Random thoughts and comments on recent developments in the film world.
IFC and Criterion have signed a deal wherein Criterion will handle the DVD and Blu-Ray distribution for select titles under the IFC Films banner. There’s been a lot of grumbling about Criterion releasing more and more contemporary films at the expense of lost classics, and while I do lament the general state of classics on home video, I also love that Criterion is living up to the "contemporary" side of their mission statement. Besides, when those films include Summer Hours (hands-down the best film I've seen all year) and Che (hands-down the most ambitious, and one of the most fascinating films I saw last year), it's hard to complain too much.
As of right now, the Northwest Film Center, probably the most important establishment for cinephiles in Portland, has a screening of Bright Star scheduled for September 23rd, but only for members. Bright Star played at the Cannes Film Festival and is being released in New York on September 18, but there's no word on any larger plan, and the distributor doesn't have a web site. My guess is it will make it out here, as the film has been tossed around as an Oscar contender, but this waiting period always makes me nervous.

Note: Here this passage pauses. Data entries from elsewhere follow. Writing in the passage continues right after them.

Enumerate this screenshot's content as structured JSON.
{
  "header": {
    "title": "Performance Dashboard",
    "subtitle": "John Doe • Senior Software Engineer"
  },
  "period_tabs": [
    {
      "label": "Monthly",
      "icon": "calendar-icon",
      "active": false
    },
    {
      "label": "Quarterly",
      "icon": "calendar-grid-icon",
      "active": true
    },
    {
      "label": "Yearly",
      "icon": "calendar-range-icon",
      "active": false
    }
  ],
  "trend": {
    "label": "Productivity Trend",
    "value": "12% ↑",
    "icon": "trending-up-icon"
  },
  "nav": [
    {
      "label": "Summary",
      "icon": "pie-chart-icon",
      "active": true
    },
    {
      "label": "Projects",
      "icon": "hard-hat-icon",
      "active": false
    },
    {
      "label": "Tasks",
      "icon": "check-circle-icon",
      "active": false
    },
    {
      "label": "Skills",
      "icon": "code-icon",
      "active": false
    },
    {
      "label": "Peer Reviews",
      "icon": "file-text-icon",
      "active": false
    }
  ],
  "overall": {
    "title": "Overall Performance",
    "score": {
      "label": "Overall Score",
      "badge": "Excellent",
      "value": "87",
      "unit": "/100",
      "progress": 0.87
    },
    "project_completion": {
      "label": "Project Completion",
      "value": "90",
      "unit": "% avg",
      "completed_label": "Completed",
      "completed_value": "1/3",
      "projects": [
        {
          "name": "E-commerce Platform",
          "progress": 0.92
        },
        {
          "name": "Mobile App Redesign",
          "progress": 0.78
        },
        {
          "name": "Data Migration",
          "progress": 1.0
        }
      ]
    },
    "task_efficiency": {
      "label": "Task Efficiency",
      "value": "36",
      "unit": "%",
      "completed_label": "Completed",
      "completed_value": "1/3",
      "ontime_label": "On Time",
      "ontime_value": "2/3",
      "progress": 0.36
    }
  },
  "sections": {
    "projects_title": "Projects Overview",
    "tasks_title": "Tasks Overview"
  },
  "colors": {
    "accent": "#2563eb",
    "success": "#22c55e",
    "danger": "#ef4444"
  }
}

Anne Thompson's onto something here without quite coming out and saying it (also, as a director, there's nothing challenging about John Lasseter - he does what he does very well, but challenging audiences is not his wheelhouse). Oddly enough, I expected myself to come away swinging, but instead agreed - The Limits of Control is kind of a mess, in spite of its aims. But while Coppola may have earned the right to do whatever the hell he wants, the movie still has to earn that (which, for the record, I think Tetro does, even if it doesn't stick the landing).
I don't hate The Boondock Saints the way a lot of cinephiles do. I just don't care about it at all, and it's aged really poorly. And it has the philosophy of that guy who sat a couple seats down from you in high school who was always flipping through weapons magazines and had a weird fixation on German culture. Willem Dafoe was pretty amusing in it, though...until the end. What the hell happened there? But, y'know, here's the trailer for the sequel.
Top Five films I'm desperate to see this fall/winter, but my access to them is uncertain:
Red Riding Trilogy
Tree of Life
The White Ribbon
I feel pretty good about Portland getting Tree of Life and The White Ribbon...Wild Grass sounds so damn nutty, it's hard to say, and the Red Riding Trilogy is...well, it's three films. They couldn't even release Kill Bill all at once. Though it will be on IFC OnDemand, God's gift to far-flung cinephiles, and a system that should be mandatory for every niche distributor (I'm looking right at you, Sony Pictures Classics). Everyone Else seems almost impossible, unless a distant chance pans out and I'm in New York for the end of the New York Film Festival. The only one of these I would actively travel to further than Seattle to see is Tree of Life. I'd fly to New York if I had to.